Problem requirements — Please copy out the entries exactly, skipping any pictures.

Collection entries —
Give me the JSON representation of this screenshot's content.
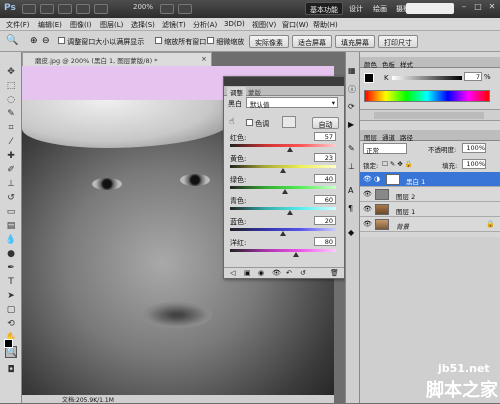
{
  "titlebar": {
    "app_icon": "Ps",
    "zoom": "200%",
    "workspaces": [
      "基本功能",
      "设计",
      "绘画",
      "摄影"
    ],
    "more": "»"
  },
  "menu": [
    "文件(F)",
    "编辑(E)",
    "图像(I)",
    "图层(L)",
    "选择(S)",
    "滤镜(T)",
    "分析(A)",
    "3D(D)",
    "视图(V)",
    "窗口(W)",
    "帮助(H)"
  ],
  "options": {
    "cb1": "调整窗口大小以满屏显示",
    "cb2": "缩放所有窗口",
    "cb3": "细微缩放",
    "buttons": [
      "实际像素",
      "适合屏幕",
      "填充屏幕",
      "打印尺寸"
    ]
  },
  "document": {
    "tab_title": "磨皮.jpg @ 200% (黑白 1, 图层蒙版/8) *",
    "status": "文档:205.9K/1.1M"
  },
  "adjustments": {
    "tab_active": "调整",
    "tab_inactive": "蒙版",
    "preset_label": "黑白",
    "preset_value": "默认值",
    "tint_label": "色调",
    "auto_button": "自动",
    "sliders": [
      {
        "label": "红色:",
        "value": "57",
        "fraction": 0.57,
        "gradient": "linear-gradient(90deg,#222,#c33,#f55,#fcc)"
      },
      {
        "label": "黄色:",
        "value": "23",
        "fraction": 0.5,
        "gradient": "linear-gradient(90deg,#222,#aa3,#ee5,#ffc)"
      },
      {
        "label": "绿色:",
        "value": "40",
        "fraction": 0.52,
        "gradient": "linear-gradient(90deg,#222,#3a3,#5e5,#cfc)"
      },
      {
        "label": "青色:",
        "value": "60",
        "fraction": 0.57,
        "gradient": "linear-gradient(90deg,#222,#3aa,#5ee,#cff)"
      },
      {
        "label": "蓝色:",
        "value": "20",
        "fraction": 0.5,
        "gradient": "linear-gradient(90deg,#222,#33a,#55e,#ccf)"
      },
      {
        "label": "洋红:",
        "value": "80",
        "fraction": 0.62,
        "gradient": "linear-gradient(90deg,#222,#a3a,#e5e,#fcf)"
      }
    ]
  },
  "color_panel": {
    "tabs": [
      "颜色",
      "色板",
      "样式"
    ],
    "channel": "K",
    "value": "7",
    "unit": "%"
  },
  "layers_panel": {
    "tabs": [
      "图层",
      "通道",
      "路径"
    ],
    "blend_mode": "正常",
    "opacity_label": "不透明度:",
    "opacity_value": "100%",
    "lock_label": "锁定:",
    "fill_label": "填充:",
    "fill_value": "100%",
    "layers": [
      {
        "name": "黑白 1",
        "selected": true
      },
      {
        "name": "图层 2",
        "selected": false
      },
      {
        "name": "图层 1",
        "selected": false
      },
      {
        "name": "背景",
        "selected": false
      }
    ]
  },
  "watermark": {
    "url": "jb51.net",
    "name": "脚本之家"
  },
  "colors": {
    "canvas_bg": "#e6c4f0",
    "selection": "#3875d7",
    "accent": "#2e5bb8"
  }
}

Solution below —
Give me the JSON representation of this screenshot's content.
{
  "titlebar": {
    "app_icon": "Ps",
    "zoom": "200%",
    "workspaces": [
      "基本功能",
      "设计",
      "绘画",
      "摄影"
    ],
    "more": "»"
  },
  "menu": [
    "文件(F)",
    "编辑(E)",
    "图像(I)",
    "图层(L)",
    "选择(S)",
    "滤镜(T)",
    "分析(A)",
    "3D(D)",
    "视图(V)",
    "窗口(W)",
    "帮助(H)"
  ],
  "options": {
    "cb1": "调整窗口大小以满屏显示",
    "cb2": "缩放所有窗口",
    "cb3": "细微缩放",
    "buttons": [
      "实际像素",
      "适合屏幕",
      "填充屏幕",
      "打印尺寸"
    ]
  },
  "document": {
    "tab_title": "磨皮.jpg @ 200% (黑白 1, 图层蒙版/8) *",
    "status": "文档:205.9K/1.1M"
  },
  "adjustments": {
    "tab_active": "调整",
    "tab_inactive": "蒙版",
    "preset_label": "黑白",
    "preset_value": "默认值",
    "tint_label": "色调",
    "auto_button": "自动",
    "sliders": [
      {
        "label": "红色:",
        "value": "57",
        "fraction": 0.57,
        "gradient": "linear-gradient(90deg,#222,#c33,#f55,#fcc)"
      },
      {
        "label": "黄色:",
        "value": "23",
        "fraction": 0.5,
        "gradient": "linear-gradient(90deg,#222,#aa3,#ee5,#ffc)"
      },
      {
        "label": "绿色:",
        "value": "40",
        "fraction": 0.52,
        "gradient": "linear-gradient(90deg,#222,#3a3,#5e5,#cfc)"
      },
      {
        "label": "青色:",
        "value": "60",
        "fraction": 0.57,
        "gradient": "linear-gradient(90deg,#222,#3aa,#5ee,#cff)"
      },
      {
        "label": "蓝色:",
        "value": "20",
        "fraction": 0.5,
        "gradient": "linear-gradient(90deg,#222,#33a,#55e,#ccf)"
      },
      {
        "label": "洋红:",
        "value": "80",
        "fraction": 0.62,
        "gradient": "linear-gradient(90deg,#222,#a3a,#e5e,#fcf)"
      }
    ]
  },
  "color_panel": {
    "tabs": [
      "颜色",
      "色板",
      "样式"
    ],
    "channel": "K",
    "value": "7",
    "unit": "%"
  },
  "layers_panel": {
    "tabs": [
      "图层",
      "通道",
      "路径"
    ],
    "blend_mode": "正常",
    "opacity_label": "不透明度:",
    "opacity_value": "100%",
    "lock_label": "锁定:",
    "fill_label": "填充:",
    "fill_value": "100%",
    "layers": [
      {
        "name": "黑白 1",
        "selected": true
      },
      {
        "name": "图层 2",
        "selected": false
      },
      {
        "name": "图层 1",
        "selected": false
      },
      {
        "name": "背景",
        "selected": false
      }
    ]
  },
  "watermark": {
    "url": "jb51.net",
    "name": "脚本之家"
  },
  "colors": {
    "canvas_bg": "#e6c4f0",
    "selection": "#3875d7",
    "accent": "#2e5bb8"
  }
}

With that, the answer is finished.